A mountain exhibit surrounded by a grassland zone will be home to big cats like the jaguar and mountain lion. Natural landscapes featuring common plants of Chihuahuan Desert habitats will help to tell the story of how wildlife and people have adapted to this arid region. Habitat zones will include creosote, grasslands, pinyon-juniper woodlands and Madrean woodland.

img007 (2)
Leading a nature hike in the Grapevine Hills of Big Bend National Park

Photos –
Top, Rick LoBello,
Bottom, Vidal Davila

“Half of all land must be kept in a natural state to protect Earth”

What will El Paso do when there is no more land to develop?

by Rick LoBello

All over El Paso and the surrounding area developers are on the move building new roads, shopping centers and housing areas.  These projects are making life a little easier for those of us who drive back and forth to work and the jobs that are connected to them, all obviously very important to our community’s quality of life.

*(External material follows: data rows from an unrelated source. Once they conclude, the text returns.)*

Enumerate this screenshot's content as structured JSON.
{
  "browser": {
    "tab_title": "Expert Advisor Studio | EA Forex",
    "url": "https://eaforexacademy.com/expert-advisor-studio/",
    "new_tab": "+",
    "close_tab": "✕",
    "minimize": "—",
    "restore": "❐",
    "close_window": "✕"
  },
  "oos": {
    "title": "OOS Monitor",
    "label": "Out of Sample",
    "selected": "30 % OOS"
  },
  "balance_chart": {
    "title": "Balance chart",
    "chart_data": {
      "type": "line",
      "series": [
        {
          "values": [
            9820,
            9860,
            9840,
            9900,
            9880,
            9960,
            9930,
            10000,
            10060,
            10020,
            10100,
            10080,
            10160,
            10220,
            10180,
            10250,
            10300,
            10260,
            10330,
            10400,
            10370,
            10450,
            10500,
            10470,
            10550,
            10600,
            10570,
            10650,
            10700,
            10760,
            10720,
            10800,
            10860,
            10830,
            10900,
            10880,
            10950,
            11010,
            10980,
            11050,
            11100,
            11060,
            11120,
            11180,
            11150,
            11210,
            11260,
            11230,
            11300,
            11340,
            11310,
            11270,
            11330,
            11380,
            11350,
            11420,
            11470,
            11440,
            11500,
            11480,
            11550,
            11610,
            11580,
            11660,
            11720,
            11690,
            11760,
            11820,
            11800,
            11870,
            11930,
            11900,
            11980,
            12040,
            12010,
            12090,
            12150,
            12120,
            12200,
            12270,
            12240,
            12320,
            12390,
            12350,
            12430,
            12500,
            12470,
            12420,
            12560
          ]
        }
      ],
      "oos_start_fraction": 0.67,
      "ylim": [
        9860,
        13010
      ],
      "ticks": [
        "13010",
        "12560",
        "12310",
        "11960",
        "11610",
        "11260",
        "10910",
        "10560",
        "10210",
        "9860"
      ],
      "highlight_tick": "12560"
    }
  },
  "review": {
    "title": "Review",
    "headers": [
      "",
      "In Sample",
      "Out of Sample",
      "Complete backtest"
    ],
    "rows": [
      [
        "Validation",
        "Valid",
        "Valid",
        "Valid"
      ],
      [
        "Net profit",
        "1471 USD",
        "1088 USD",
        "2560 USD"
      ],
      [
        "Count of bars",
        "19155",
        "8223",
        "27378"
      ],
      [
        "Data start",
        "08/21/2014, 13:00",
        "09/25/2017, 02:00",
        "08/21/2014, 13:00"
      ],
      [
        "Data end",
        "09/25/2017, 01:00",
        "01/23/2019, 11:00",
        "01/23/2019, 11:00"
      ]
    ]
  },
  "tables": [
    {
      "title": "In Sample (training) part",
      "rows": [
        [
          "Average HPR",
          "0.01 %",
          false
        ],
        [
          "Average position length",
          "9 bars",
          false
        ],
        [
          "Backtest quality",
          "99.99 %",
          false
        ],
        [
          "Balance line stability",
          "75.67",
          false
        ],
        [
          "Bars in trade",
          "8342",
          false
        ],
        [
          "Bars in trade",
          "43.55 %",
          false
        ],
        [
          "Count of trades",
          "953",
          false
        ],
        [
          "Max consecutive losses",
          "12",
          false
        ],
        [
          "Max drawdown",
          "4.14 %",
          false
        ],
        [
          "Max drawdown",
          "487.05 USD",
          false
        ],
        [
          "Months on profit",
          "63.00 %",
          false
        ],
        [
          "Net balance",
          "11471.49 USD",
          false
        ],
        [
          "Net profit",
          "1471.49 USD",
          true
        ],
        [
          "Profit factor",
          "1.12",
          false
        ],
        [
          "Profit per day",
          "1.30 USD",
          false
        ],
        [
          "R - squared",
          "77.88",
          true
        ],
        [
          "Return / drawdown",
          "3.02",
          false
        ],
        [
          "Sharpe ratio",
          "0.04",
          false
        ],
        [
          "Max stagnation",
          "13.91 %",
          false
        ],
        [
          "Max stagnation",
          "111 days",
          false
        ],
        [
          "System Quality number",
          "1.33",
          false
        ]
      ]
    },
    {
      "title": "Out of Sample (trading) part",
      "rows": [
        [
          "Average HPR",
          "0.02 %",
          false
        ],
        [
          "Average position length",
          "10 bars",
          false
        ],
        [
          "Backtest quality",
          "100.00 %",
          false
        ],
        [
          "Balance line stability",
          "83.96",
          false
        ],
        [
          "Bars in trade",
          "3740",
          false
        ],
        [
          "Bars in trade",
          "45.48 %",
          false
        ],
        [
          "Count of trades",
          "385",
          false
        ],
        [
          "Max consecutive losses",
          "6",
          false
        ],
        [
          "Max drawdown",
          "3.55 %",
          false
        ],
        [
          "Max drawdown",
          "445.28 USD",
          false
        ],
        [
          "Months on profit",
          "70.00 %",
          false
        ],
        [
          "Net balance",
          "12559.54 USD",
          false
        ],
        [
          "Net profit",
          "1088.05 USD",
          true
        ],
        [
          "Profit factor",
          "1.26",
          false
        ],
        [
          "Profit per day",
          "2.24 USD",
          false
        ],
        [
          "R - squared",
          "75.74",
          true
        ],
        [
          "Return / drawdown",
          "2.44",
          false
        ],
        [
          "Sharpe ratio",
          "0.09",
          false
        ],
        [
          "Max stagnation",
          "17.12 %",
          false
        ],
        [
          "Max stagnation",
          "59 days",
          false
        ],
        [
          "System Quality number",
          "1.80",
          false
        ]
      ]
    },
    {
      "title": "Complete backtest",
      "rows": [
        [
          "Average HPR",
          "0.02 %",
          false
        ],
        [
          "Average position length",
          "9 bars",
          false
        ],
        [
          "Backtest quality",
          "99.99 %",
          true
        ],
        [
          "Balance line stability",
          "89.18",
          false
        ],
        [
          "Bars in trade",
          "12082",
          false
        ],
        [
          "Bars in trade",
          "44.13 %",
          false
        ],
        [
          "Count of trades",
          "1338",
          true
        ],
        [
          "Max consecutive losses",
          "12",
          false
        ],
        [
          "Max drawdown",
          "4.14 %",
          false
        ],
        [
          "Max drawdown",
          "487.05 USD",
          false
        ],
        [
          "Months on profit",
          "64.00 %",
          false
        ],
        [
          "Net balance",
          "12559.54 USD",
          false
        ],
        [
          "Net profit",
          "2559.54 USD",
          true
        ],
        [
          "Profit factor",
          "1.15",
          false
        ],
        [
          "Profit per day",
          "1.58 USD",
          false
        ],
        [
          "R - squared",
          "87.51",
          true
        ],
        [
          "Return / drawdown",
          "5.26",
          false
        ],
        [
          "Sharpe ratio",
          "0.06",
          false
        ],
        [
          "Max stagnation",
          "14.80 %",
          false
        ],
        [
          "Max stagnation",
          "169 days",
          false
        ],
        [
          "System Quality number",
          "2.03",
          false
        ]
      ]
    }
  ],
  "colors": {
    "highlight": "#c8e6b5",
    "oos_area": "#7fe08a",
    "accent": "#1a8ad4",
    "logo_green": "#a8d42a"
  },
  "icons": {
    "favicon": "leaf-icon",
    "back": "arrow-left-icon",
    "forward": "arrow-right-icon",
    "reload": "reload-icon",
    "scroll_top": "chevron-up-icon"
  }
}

The other day I received an email asking me about what is being done to  save the land in El Paso west of War Highway by the Newman power plant. “If its to be turned into subdivisions are there any plans to save some of the cactus or other things?”

Since I am involved with more than one environmental group in El Paso I reached out to a number of people who I thought might be able to help.   One person who responded was Judy Ackerman.  I have know Judy ever since I moved to El Paso.  Judy is a conservation warrior extraordinaire.  Before I post her answer I have a question that I would like to pose, one that I have asked again and again at conservation meetings.  Unfortunately it is a question that few people want to hear.

What will El Paso do when there is no more land to develop?

Most people holding the keys to our future don’t want to deal with this question and the few people who go to the polls to elect them don’t really understand how bad things are getting.  Several months ago National Geographic published an alarming article entitled
Half of all land must be kept in a natural state to protect Earth.”  The easy to read report states that human civilization over the next ten years must double the size of protected zones to prevent dangerous warming and unravelling of ecosystems.

If world leaders, and that includes LEADERS IN El PASO, don’t increase their commitments to conserve land and water quickly, we won’t be able to preserve a stable climate and high quality of life.  As a conservation educator and scientist working to stay informed and working on the front lines of many environmental efforts, I am convinced that this science about our future is relevant to our community and the future of humanity.   If you agree then ask your own questions, stay informed and ACT.  Act now, Act tomorrow, Act every day of your life.  Our future, our children’s future, and the future of our civilization depends on everyone of us.

Judy’s answer

Several people are very concerned that city owned land west of Martin Luther King (War Highway) might be developed – especially since that land includes recently dedicated trailheads Lazy Cow and Round House!

I am currently unable to take the lead on this issue, but include on the “To” line several others who care about this issue, in the hope that someone will contact you with suggestions how to keep an eye on City Staff actions in TIRZ 13.

You might also contact members of the Open Space Advisory Board: http://legacy.elpasotexas.gov/muni_clerk/detail.asp?id=96.

On Cactus rescue, the leaders are Peter Beste and the El Paso Cactus and Rock Club, https://www.facebook.com/epcrc/.  Current president is Paul Hyder.